WHAT DO WE DO WITH THE SHOES?
Different shoes get different treatment. The majority of the shoes are sold and the money is used for programs and impact in the field. But some shoes get special treatment:
CLEATS & SPORT SHOES - These are sorted and stored while we continue to search for the right partnership. We have lots of baseball and soccer cleats as well as a few golf shoes, track shoes and dance shoes.
SLIPPERS - Slippers are pulled out and washed by the staff at the Community Living Wilson Center. The slippers are then donated to the Salvation Army Homeless Shelter.
DRESS/PROFESSIONAL SHOES - These shoes are donated to Connections to Success through their Dress for Success Midwest Program.
NEW SHOES - All new shoes are pulled out and sorted. Some are donated to kids in need through Bright Futures Lincoln County. Others are sold for $10 each and the funds again used for programs and impact in the field.
WHO BUYS THE SHOES?
We sell the shoes to an exporter who then sells to micro-enterprise businesses. This creates jobs (roadside stands) and income in Africa.
WHAT IS MICRO-ENTERPRISE?
Street vendors, carpenters, machine shop operators, seamstresses and peasant farmers---micro-entrepreneurs come in all types, and their businesses in many sizes. This diverse group requires a variety of support to grow and improve. Many of these men and women and their employees are poor and have limited access to services. But they do not lack potential. More than 80 percent of the businesses in Latin America and the Caribbean have 10 employees or less, and they account for as much as half of all employment in many countries. Numbered at some 50 million, these micro-enterprises can no longer be considered marginal. They are the heart of the region's economy.
Micro-enterprises contribute significantly to economic growth, social stability and equity. The sector is one of the most important vehicles through which low-income people can escape poverty. With limited skills and education to compete for formal sector jobs, these men and women find economic opportunities in micro-enterprise as business owners and employees.

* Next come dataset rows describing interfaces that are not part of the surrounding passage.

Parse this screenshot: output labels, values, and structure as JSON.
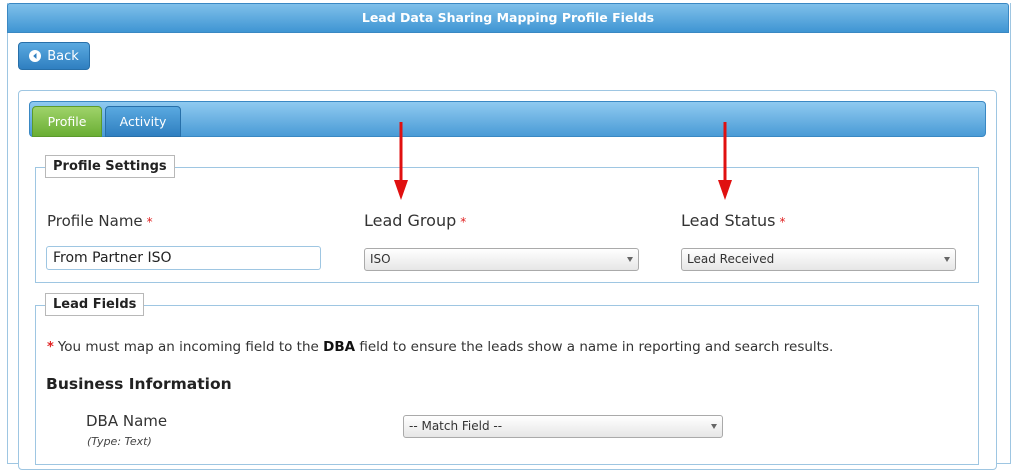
{
  "window": {
    "title": "Lead Data Sharing Mapping Profile Fields"
  },
  "toolbar": {
    "back_label": "Back"
  },
  "tabs": [
    {
      "label": "Profile",
      "active": true
    },
    {
      "label": "Activity",
      "active": false
    }
  ],
  "profile_settings": {
    "legend": "Profile Settings",
    "profile_name": {
      "label": "Profile Name",
      "required_mark": "*",
      "value": "From Partner ISO"
    },
    "lead_group": {
      "label": "Lead Group",
      "required_mark": "*",
      "selected": "ISO"
    },
    "lead_status": {
      "label": "Lead Status",
      "required_mark": "*",
      "selected": "Lead Received"
    }
  },
  "lead_fields": {
    "legend": "Lead Fields",
    "note": {
      "star": "*",
      "before": "You must map an incoming field to the",
      "bold": "DBA",
      "after": "field to ensure the leads show a name in reporting and search results."
    },
    "section_title": "Business Information",
    "fields": [
      {
        "label": "DBA Name",
        "type_hint": "(Type: Text)",
        "selected": "-- Match Field --"
      }
    ]
  },
  "colors": {
    "title_bar": "#3f95d3",
    "tab_active": "#6aae34",
    "tab_inactive": "#2f7fc0",
    "required": "#e02020",
    "annotation_arrow": "#e01010"
  }
}
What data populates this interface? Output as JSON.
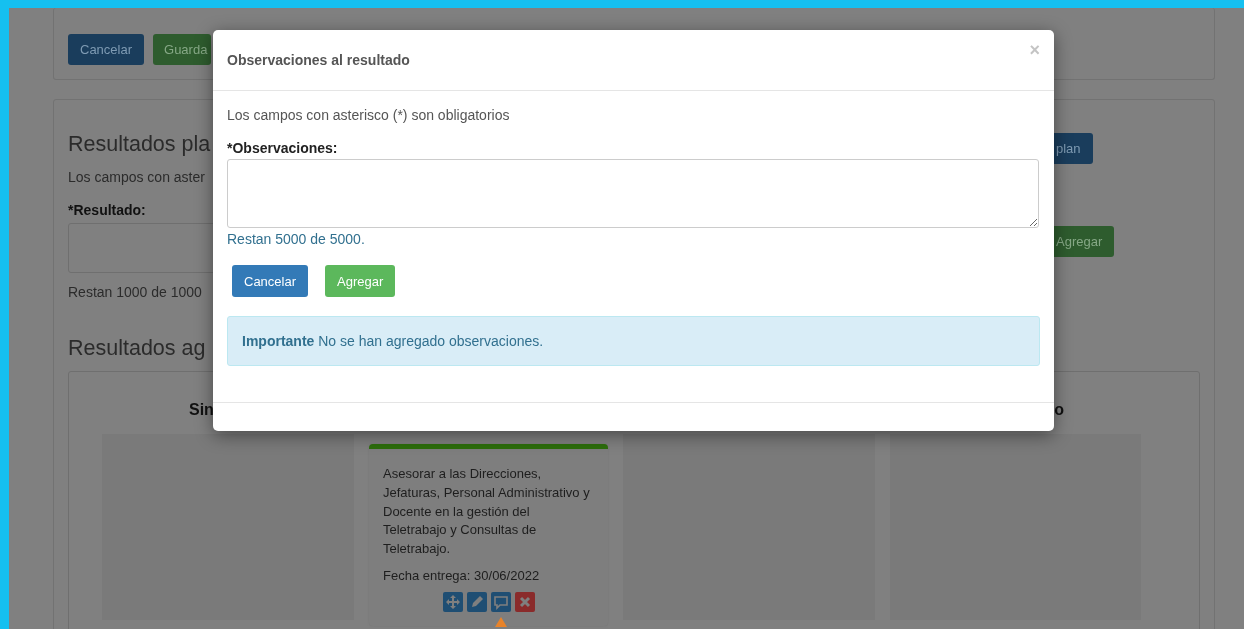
{
  "page": {
    "top_buttons": [
      {
        "label": "Cancelar",
        "kind": "primary"
      },
      {
        "label": "Guarda",
        "kind": "success"
      }
    ],
    "plan_section": {
      "title": "Resultados pla",
      "note": "Los campos con aster",
      "field_label": "*Resultado:",
      "counter": "Restan 1000 de 1000",
      "plan_button": "plan",
      "add_button": "Agregar"
    },
    "results_section": {
      "title": "Resultados ag",
      "columns": [
        {
          "header": "Sin"
        },
        {
          "cards": [
            {
              "text": "Asesorar a las Direcciones, Jefaturas, Personal Administrativo y Docente en la gestión del Teletrabajo y Consultas de Teletrabajo.",
              "date": "Fecha entrega: 30/06/2022",
              "actions": [
                {
                  "kind": "move"
                },
                {
                  "kind": "edit"
                },
                {
                  "kind": "comment"
                },
                {
                  "kind": "delete"
                }
              ]
            }
          ]
        },
        {},
        {
          "header": "o"
        }
      ]
    }
  },
  "modal": {
    "title": "Observaciones al resultado",
    "close": "×",
    "note": "Los campos con asterisco (*) son obligatorios",
    "field_label": "*Observaciones:",
    "counter": "Restan 5000 de 5000.",
    "buttons": [
      {
        "label": "Cancelar",
        "kind": "primary"
      },
      {
        "label": "Agregar",
        "kind": "success"
      }
    ],
    "alert": "**Importante** No se han agregado observaciones."
  }
}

In Chile, for example, a Banco del Desarrollo evaluation found that 88 percent of the bank's micro-enterprise clients, who represent the poorest groups, improved their standard of living after receiving a loan.
ECONOMIC OPPORTUNITIES FOR WOMEN
Women-owned businesses make up one of the fastest growing segments of micro-enterprise. In Latin America and the Caribbean, women own and operate 30-60 percent of such companies. The work women do outside the home is usually in addition to the care they provide for their families, which limits their business opportunities. Moreover, they often face even greater obstacles than their male counterparts in getting credit from formal sources.
Increased income in the hands of women is invested in health, education and housing for their families. As micro-entrepreneurs, women not only make a huge contribution to national income, but they also create reliable social safety nets for their families and communities.
WHAT INHIBITS MICRO-ENTERPRISE GROWTH?
Official policies often make business difficult for micro-entrepreneurs. Improved business regulations, tax regimes, licensing requirements, financial sector reform and bank supervision will promote better conditions for micro-enterprise development.
Less than five percent of Latin American micro-entrepreneurs have access to formal financial services. Deposit services are rarely geared to these business people, especially in rural areas. The small loans micro-entrepreneurs usually need generally are less attractive to traditional formal financial institutions because of their high transaction costs.
Micro-entrepreneurs also lack access to services such as marketing, training in basic business skills, and technology transfer.
Source: The IDB and Micro-enterprise - Promoting Growth with Equity